• Provided information:
*** Block opens ***
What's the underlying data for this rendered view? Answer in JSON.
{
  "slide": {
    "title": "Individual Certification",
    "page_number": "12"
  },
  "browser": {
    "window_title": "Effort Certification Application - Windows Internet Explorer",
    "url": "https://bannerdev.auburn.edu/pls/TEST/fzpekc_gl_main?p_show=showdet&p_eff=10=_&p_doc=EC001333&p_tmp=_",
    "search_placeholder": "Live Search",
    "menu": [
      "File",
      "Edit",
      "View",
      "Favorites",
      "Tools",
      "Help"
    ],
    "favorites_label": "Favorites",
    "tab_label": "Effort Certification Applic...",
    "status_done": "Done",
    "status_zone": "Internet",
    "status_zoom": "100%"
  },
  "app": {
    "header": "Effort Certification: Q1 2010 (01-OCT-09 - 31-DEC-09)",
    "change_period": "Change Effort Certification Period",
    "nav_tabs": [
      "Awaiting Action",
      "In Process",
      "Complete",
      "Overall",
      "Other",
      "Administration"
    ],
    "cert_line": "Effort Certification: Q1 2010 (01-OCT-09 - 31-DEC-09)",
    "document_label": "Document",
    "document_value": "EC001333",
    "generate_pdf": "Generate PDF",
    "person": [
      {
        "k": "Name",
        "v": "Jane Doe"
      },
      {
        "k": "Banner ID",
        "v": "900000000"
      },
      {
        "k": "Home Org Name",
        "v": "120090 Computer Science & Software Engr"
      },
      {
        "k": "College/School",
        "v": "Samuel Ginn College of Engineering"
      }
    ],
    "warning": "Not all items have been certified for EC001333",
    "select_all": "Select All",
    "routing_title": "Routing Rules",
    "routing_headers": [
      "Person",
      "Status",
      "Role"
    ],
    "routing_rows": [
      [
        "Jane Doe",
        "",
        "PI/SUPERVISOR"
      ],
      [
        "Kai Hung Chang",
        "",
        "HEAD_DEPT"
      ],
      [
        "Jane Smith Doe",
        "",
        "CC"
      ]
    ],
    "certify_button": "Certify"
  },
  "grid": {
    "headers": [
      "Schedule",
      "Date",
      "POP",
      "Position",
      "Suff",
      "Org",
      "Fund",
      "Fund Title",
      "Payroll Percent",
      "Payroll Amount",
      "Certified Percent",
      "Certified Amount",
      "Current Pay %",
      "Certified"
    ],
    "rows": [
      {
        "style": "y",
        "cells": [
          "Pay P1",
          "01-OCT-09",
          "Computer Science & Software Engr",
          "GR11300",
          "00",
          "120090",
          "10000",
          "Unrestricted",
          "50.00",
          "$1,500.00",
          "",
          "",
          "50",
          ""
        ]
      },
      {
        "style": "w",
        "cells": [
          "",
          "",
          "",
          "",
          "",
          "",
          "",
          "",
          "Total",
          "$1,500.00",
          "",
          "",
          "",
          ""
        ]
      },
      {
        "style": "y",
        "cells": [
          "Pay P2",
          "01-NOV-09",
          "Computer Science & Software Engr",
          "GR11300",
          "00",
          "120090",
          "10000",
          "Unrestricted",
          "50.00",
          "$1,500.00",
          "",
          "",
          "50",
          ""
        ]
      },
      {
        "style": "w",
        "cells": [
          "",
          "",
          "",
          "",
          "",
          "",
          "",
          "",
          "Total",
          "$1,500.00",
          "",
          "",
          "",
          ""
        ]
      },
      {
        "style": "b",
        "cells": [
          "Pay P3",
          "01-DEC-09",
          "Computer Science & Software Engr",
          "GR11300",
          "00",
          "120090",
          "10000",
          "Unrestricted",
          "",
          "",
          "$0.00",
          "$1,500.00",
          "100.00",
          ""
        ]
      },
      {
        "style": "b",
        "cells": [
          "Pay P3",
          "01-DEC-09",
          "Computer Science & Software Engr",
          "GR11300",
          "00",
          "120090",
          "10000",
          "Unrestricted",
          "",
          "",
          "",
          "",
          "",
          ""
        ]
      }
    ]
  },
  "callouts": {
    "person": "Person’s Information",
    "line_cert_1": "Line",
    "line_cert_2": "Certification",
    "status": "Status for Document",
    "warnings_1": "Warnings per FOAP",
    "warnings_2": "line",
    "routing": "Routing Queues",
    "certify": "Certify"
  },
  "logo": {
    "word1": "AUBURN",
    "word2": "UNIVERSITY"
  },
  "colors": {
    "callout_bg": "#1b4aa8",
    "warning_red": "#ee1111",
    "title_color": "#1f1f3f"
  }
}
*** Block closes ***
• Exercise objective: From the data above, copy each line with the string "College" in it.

• Result of this task:
        "k": "College/School",
        "v": "Samuel Ginn College of Engineering"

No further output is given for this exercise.